■ AIM OF THE EXERCISE
Your response needs to be the data below, retyped exactly.

■ SUPPLIED DATA
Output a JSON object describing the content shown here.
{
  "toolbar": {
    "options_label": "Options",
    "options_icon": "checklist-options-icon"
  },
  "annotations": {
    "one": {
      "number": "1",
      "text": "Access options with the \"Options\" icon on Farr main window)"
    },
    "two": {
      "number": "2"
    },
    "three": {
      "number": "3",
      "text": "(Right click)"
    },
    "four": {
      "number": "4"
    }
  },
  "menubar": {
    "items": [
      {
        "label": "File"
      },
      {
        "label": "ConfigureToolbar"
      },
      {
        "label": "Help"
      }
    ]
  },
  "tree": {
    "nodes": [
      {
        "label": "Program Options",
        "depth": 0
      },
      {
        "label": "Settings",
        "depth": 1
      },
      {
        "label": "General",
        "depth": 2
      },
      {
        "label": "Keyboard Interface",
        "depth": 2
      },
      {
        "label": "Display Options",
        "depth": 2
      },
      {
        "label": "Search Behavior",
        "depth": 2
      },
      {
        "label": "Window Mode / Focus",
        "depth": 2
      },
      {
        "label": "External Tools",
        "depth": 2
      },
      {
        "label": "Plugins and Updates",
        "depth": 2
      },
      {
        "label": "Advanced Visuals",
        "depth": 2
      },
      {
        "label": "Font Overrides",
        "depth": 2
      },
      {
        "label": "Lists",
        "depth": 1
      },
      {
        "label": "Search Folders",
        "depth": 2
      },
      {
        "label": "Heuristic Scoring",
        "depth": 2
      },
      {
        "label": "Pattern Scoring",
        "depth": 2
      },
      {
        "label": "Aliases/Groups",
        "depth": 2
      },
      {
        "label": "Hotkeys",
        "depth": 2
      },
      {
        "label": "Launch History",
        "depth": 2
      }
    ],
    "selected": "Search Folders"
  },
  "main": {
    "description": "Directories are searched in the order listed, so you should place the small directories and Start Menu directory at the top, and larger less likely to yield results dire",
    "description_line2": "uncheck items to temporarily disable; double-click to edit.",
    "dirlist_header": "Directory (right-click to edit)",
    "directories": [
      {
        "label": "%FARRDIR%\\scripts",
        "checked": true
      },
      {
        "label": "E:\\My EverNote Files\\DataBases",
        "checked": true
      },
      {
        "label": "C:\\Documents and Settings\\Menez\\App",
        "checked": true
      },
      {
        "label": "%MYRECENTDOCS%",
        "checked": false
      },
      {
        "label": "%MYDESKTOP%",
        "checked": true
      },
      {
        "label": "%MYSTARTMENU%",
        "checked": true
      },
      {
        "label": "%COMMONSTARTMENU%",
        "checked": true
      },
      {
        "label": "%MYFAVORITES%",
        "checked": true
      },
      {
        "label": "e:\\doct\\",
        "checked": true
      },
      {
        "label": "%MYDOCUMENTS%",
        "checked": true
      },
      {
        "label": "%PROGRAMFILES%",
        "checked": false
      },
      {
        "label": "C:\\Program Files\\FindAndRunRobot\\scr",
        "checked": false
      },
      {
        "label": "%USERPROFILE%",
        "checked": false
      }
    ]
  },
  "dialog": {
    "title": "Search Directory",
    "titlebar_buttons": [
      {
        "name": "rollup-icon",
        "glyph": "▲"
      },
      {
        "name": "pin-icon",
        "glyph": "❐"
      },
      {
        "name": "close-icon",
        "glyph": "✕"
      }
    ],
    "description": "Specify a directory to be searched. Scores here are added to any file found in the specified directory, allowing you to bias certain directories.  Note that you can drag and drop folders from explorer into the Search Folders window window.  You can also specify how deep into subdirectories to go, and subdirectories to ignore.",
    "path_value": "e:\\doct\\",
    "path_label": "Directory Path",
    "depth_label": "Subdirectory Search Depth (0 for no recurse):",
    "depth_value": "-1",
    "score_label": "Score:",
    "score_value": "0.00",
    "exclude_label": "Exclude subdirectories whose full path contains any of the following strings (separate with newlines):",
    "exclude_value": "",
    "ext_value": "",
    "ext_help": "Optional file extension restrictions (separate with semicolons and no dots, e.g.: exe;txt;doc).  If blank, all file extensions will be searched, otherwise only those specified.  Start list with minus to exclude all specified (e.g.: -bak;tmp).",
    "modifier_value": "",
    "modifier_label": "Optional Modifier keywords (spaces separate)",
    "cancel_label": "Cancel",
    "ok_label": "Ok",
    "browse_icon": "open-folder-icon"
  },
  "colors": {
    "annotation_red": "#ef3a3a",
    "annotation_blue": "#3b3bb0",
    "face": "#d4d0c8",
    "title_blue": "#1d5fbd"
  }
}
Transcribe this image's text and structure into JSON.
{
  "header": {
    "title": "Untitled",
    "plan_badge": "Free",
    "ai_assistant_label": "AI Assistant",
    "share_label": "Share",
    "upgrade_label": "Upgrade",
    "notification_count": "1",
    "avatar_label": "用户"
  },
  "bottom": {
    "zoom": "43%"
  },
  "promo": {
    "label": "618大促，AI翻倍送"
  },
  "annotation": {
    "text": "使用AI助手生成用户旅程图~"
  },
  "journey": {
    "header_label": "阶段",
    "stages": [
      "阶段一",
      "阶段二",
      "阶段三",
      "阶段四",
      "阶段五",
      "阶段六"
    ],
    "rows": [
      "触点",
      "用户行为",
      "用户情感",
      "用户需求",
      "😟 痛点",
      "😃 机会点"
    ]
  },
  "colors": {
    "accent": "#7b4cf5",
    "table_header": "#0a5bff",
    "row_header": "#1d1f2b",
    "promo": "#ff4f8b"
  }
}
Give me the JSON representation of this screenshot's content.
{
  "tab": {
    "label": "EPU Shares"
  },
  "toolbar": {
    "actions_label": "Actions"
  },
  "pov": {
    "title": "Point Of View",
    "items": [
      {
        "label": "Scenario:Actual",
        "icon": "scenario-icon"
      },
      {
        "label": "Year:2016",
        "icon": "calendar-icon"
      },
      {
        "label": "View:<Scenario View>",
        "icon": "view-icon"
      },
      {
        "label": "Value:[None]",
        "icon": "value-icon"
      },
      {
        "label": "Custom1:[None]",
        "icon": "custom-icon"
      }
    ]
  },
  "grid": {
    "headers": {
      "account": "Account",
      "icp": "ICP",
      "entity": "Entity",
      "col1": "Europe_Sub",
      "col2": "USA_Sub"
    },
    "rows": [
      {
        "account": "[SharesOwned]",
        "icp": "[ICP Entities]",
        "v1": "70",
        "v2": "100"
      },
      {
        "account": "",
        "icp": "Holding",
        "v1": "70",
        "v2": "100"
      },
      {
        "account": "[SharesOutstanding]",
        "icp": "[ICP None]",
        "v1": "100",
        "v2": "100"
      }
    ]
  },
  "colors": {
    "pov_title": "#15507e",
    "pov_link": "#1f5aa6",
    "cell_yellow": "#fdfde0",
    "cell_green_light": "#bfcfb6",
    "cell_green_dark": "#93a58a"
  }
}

■ PROBLEM SOLUTION
Output a JSON object describing the content shown here.
{
  "toolbar": {
    "options_label": "Options",
    "options_icon": "checklist-options-icon"
  },
  "annotations": {
    "one": {
      "number": "1",
      "text": "Access options with the \"Options\" icon on Farr main window)"
    },
    "two": {
      "number": "2"
    },
    "three": {
      "number": "3",
      "text": "(Right click)"
    },
    "four": {
      "number": "4"
    }
  },
  "menubar": {
    "items": [
      {
        "label": "File"
      },
      {
        "label": "ConfigureToolbar"
      },
      {
        "label": "Help"
      }
    ]
  },
  "tree": {
    "nodes": [
      {
        "label": "Program Options",
        "depth": 0
      },
      {
        "label": "Settings",
        "depth": 1
      },
      {
        "label": "General",
        "depth": 2
      },
      {
        "label": "Keyboard Interface",
        "depth": 2
      },
      {
        "label": "Display Options",
        "depth": 2
      },
      {
        "label": "Search Behavior",
        "depth": 2
      },
      {
        "label": "Window Mode / Focus",
        "depth": 2
      },
      {
        "label": "External Tools",
        "depth": 2
      },
      {
        "label": "Plugins and Updates",
        "depth": 2
      },
      {
        "label": "Advanced Visuals",
        "depth": 2
      },
      {
        "label": "Font Overrides",
        "depth": 2
      },
      {
        "label": "Lists",
        "depth": 1
      },
      {
        "label": "Search Folders",
        "depth": 2
      },
      {
        "label": "Heuristic Scoring",
        "depth": 2
      },
      {
        "label": "Pattern Scoring",
        "depth": 2
      },
      {
        "label": "Aliases/Groups",
        "depth": 2
      },
      {
        "label": "Hotkeys",
        "depth": 2
      },
      {
        "label": "Launch History",
        "depth": 2
      }
    ],
    "selected": "Search Folders"
  },
  "main": {
    "description": "Directories are searched in the order listed, so you should place the small directories and Start Menu directory at the top, and larger less likely to yield results dire",
    "description_line2": "uncheck items to temporarily disable; double-click to edit.",
    "dirlist_header": "Directory (right-click to edit)",
    "directories": [
      {
        "label": "%FARRDIR%\\scripts",
        "checked": true
      },
      {
        "label": "E:\\My EverNote Files\\DataBases",
        "checked": true
      },
      {
        "label": "C:\\Documents and Settings\\Menez\\App",
        "checked": true
      },
      {
        "label": "%MYRECENTDOCS%",
        "checked": false
      },
      {
        "label": "%MYDESKTOP%",
        "checked": true
      },
      {
        "label": "%MYSTARTMENU%",
        "checked": true
      },
      {
        "label": "%COMMONSTARTMENU%",
        "checked": true
      },
      {
        "label": "%MYFAVORITES%",
        "checked": true
      },
      {
        "label": "e:\\doct\\",
        "checked": true
      },
      {
        "label": "%MYDOCUMENTS%",
        "checked": true
      },
      {
        "label": "%PROGRAMFILES%",
        "checked": false
      },
      {
        "label": "C:\\Program Files\\FindAndRunRobot\\scr",
        "checked": false
      },
      {
        "label": "%USERPROFILE%",
        "checked": false
      }
    ]
  },
  "dialog": {
    "title": "Search Directory",
    "titlebar_buttons": [
      {
        "name": "rollup-icon",
        "glyph": "▲"
      },
      {
        "name": "pin-icon",
        "glyph": "❐"
      },
      {
        "name": "close-icon",
        "glyph": "✕"
      }
    ],
    "description": "Specify a directory to be searched. Scores here are added to any file found in the specified directory, allowing you to bias certain directories.  Note that you can drag and drop folders from explorer into the Search Folders window window.  You can also specify how deep into subdirectories to go, and subdirectories to ignore.",
    "path_value": "e:\\doct\\",
    "path_label": "Directory Path",
    "depth_label": "Subdirectory Search Depth (0 for no recurse):",
    "depth_value": "-1",
    "score_label": "Score:",
    "score_value": "0.00",
    "exclude_label": "Exclude subdirectories whose full path contains any of the following strings (separate with newlines):",
    "exclude_value": "",
    "ext_value": "",
    "ext_help": "Optional file extension restrictions (separate with semicolons and no dots, e.g.: exe;txt;doc).  If blank, all file extensions will be searched, otherwise only those specified.  Start list with minus to exclude all specified (e.g.: -bak;tmp).",
    "modifier_value": "",
    "modifier_label": "Optional Modifier keywords (spaces separate)",
    "cancel_label": "Cancel",
    "ok_label": "Ok",
    "browse_icon": "open-folder-icon"
  },
  "colors": {
    "annotation_red": "#ef3a3a",
    "annotation_blue": "#3b3bb0",
    "face": "#d4d0c8",
    "title_blue": "#1d5fbd"
  }
}
Transcribe this image's text and structure into JSON.
{
  "header": {
    "title": "Untitled",
    "plan_badge": "Free",
    "ai_assistant_label": "AI Assistant",
    "share_label": "Share",
    "upgrade_label": "Upgrade",
    "notification_count": "1",
    "avatar_label": "用户"
  },
  "bottom": {
    "zoom": "43%"
  },
  "promo": {
    "label": "618大促，AI翻倍送"
  },
  "annotation": {
    "text": "使用AI助手生成用户旅程图~"
  },
  "journey": {
    "header_label": "阶段",
    "stages": [
      "阶段一",
      "阶段二",
      "阶段三",
      "阶段四",
      "阶段五",
      "阶段六"
    ],
    "rows": [
      "触点",
      "用户行为",
      "用户情感",
      "用户需求",
      "😟 痛点",
      "😃 机会点"
    ]
  },
  "colors": {
    "accent": "#7b4cf5",
    "table_header": "#0a5bff",
    "row_header": "#1d1f2b",
    "promo": "#ff4f8b"
  }
}
Give me the JSON representation of this screenshot's content.
{
  "tab": {
    "label": "EPU Shares"
  },
  "toolbar": {
    "actions_label": "Actions"
  },
  "pov": {
    "title": "Point Of View",
    "items": [
      {
        "label": "Scenario:Actual",
        "icon": "scenario-icon"
      },
      {
        "label": "Year:2016",
        "icon": "calendar-icon"
      },
      {
        "label": "View:<Scenario View>",
        "icon": "view-icon"
      },
      {
        "label": "Value:[None]",
        "icon": "value-icon"
      },
      {
        "label": "Custom1:[None]",
        "icon": "custom-icon"
      }
    ]
  },
  "grid": {
    "headers": {
      "account": "Account",
      "icp": "ICP",
      "entity": "Entity",
      "col1": "Europe_Sub",
      "col2": "USA_Sub"
    },
    "rows": [
      {
        "account": "[SharesOwned]",
        "icp": "[ICP Entities]",
        "v1": "70",
        "v2": "100"
      },
      {
        "account": "",
        "icp": "Holding",
        "v1": "70",
        "v2": "100"
      },
      {
        "account": "[SharesOutstanding]",
        "icp": "[ICP None]",
        "v1": "100",
        "v2": "100"
      }
    ]
  },
  "colors": {
    "pov_title": "#15507e",
    "pov_link": "#1f5aa6",
    "cell_yellow": "#fdfde0",
    "cell_green_light": "#bfcfb6",
    "cell_green_dark": "#93a58a"
  }
}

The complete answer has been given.